## PROBLEM TO SOLVE:
Give the following records again in full and without alteration.
-- Opening Marker --
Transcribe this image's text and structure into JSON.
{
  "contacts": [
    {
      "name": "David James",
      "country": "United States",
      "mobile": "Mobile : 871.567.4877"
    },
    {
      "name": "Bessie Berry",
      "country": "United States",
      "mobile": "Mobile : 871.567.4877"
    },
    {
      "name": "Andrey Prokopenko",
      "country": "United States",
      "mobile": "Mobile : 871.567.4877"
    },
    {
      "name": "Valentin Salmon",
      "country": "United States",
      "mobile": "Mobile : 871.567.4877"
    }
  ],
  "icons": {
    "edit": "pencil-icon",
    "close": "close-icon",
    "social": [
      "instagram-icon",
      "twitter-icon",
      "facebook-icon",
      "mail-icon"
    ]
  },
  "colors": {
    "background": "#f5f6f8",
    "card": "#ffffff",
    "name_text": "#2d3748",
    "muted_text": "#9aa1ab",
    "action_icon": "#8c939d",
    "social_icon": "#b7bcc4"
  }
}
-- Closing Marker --
## ANSWER TO THIS EXERCISE:
Transcribe this image's text and structure into JSON.
{
  "contacts": [
    {
      "name": "David James",
      "country": "United States",
      "mobile": "Mobile : 871.567.4877"
    },
    {
      "name": "Bessie Berry",
      "country": "United States",
      "mobile": "Mobile : 871.567.4877"
    },
    {
      "name": "Andrey Prokopenko",
      "country": "United States",
      "mobile": "Mobile : 871.567.4877"
    },
    {
      "name": "Valentin Salmon",
      "country": "United States",
      "mobile": "Mobile : 871.567.4877"
    }
  ],
  "icons": {
    "edit": "pencil-icon",
    "close": "close-icon",
    "social": [
      "instagram-icon",
      "twitter-icon",
      "facebook-icon",
      "mail-icon"
    ]
  },
  "colors": {
    "background": "#f5f6f8",
    "card": "#ffffff",
    "name_text": "#2d3748",
    "muted_text": "#9aa1ab",
    "action_icon": "#8c939d",
    "social_icon": "#b7bcc4"
  }
}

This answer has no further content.